Natural Heritage

Visitors pic-niking under the trees. In the background, the Ottawa River Rest area
© Parks Canada / Jean Mercier / 2002

The Sainte-Anne-de-Bellevue Canal is located on the southwestern tip of the Island of Montreal. The climate of this region is characterized by high precipitation, due to the high humidity from the St. Lawrence and Ottawa Rivers.

The geology of the Sainte-Anne-de-Bellevue Canal region consists of a substrate formed from bedrock of sedimentary origin dating from the Cambrian period (510 million years ago). The pedology of the site is composed of a clay surface deposit spread by the Champlain Sea, and soil that has been disturbed by man.

The tree and shrub flora on this site consists almost exclusively of individual examples of planted ornamental species. As a result, no plant or tree community is found here.

Because of the many visitors, this area is not ideal for observing mammals or reptiles . However, many urban birds can be seen.
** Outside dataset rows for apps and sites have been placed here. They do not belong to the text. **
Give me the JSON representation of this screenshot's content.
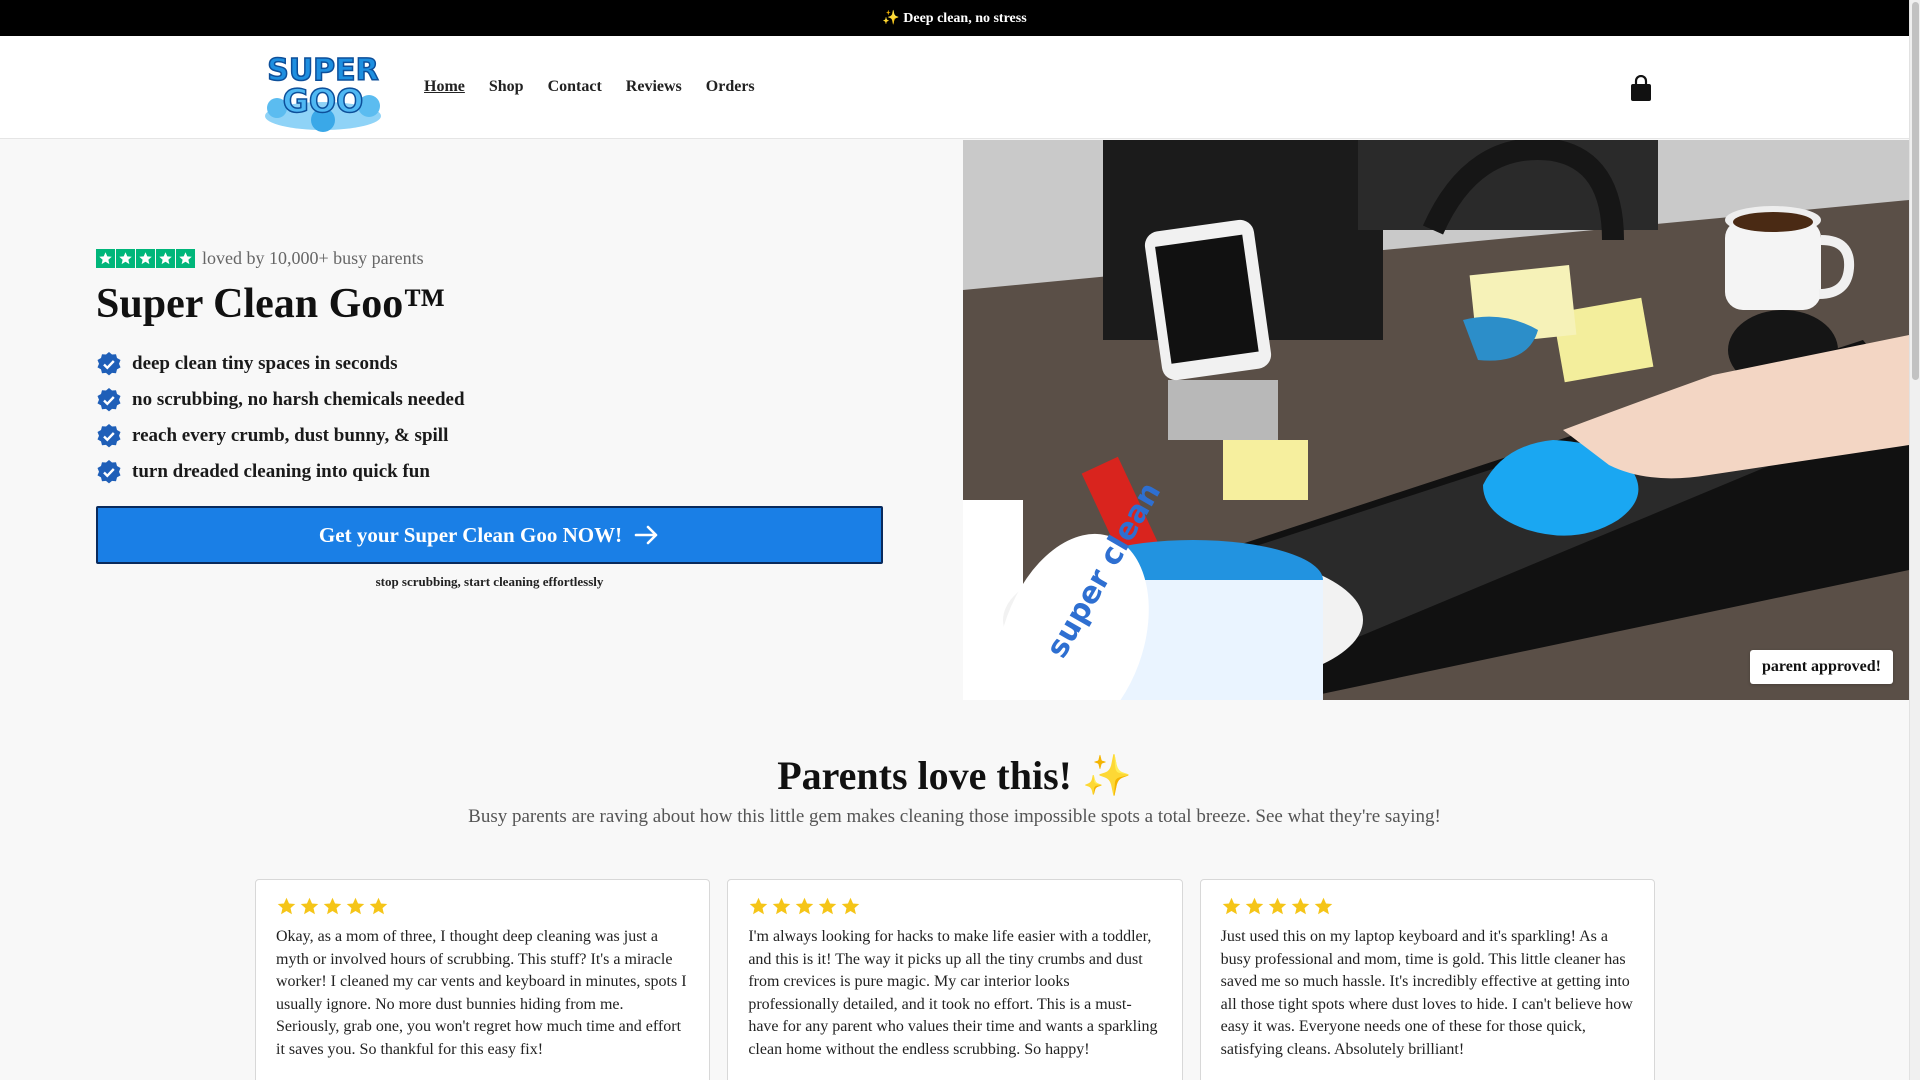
{
  "announcement": {
    "text": "✨ Deep clean, no stress"
  },
  "header": {
    "logo_text": [
      "SUPER",
      "GOO"
    ],
    "nav": [
      {
        "label": "Home",
        "active": true
      },
      {
        "label": "Shop",
        "active": false
      },
      {
        "label": "Contact",
        "active": false
      },
      {
        "label": "Reviews",
        "active": false
      },
      {
        "label": "Orders",
        "active": false
      }
    ],
    "cart_icon": "shopping-bag-icon"
  },
  "hero": {
    "rating_stars": 5,
    "rating_text": "loved by 10,000+ busy parents",
    "title": "Super Clean Goo™",
    "features": [
      "deep clean tiny spaces in seconds",
      "no scrubbing, no harsh chemicals needed",
      "reach every crumb, dust bunny, & spill",
      "turn dreaded cleaning into quick fun"
    ],
    "cta_label": "Get your Super Clean Goo NOW!",
    "cta_sub": "stop scrubbing, start cleaning effortlessly",
    "image_badge": "parent approved!",
    "jar_label": "super clean"
  },
  "reviews": {
    "title": "Parents love this! ✨",
    "subtitle": "Busy parents are raving about how this little gem makes cleaning those impossible spots a total breeze. See what they're saying!",
    "items": [
      {
        "stars": 5,
        "text": "Okay, as a mom of three, I thought deep cleaning was just a myth or involved hours of scrubbing. This stuff? It's a miracle worker! I cleaned my car vents and keyboard in minutes, spots I usually ignore. No more dust bunnies hiding from me. Seriously, grab one, you won't regret how much time and effort it saves you. So thankful for this easy fix!"
      },
      {
        "stars": 5,
        "text": "I'm always looking for hacks to make life easier with a toddler, and this is it! The way it picks up all the tiny crumbs and dust from crevices is pure magic. My car interior looks professionally detailed, and it took no effort. This is a must-have for any parent who values their time and wants a sparkling clean home without the endless scrubbing. So happy!"
      },
      {
        "stars": 5,
        "text": "Just used this on my laptop keyboard and it's sparkling! As a busy professional and mom, time is gold. This little cleaner has saved me so much hassle. It's incredibly effective at getting into all those tight spots where dust loves to hide. I can't believe how easy it was. Everyone needs one of these for those quick, satisfying cleans. Absolutely brilliant!"
      }
    ]
  },
  "colors": {
    "accent": "#1a7fe6",
    "trustpilot_green": "#00b67a",
    "check_blue": "#1f5fb8",
    "star_yellow": "#f5c518"
  }
}
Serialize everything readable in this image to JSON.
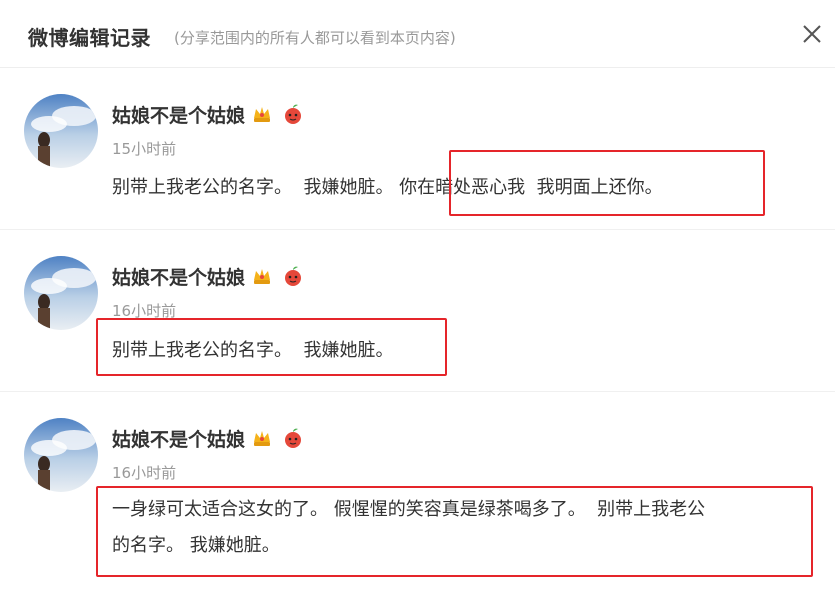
{
  "dialog": {
    "title": "微博编辑记录",
    "subtitle": "(分享范围内的所有人都可以看到本页内容)",
    "close_icon": "close-icon"
  },
  "records": [
    {
      "user_name": "姑娘不是个姑娘",
      "time": "15小时前",
      "content": "别带上我老公的名字。  我嫌她脏。 你在暗处恶心我  我明面上还你。",
      "badges": [
        "crown-badge-icon",
        "apple-mascot-icon"
      ]
    },
    {
      "user_name": "姑娘不是个姑娘",
      "time": "16小时前",
      "content": "别带上我老公的名字。  我嫌她脏。",
      "badges": [
        "crown-badge-icon",
        "apple-mascot-icon"
      ]
    },
    {
      "user_name": "姑娘不是个姑娘",
      "time": "16小时前",
      "content_line1": "一身绿可太适合这女的了。 假惺惺的笑容真是绿茶喝多了。  别带上我老公",
      "content_line2": "的名字。 我嫌她脏。",
      "badges": [
        "crown-badge-icon",
        "apple-mascot-icon"
      ]
    }
  ],
  "colors": {
    "highlight": "#e5252a",
    "secondary_text": "#999999",
    "primary_text": "#333333"
  }
}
The rapids facing the canal contain major fish spawning sites.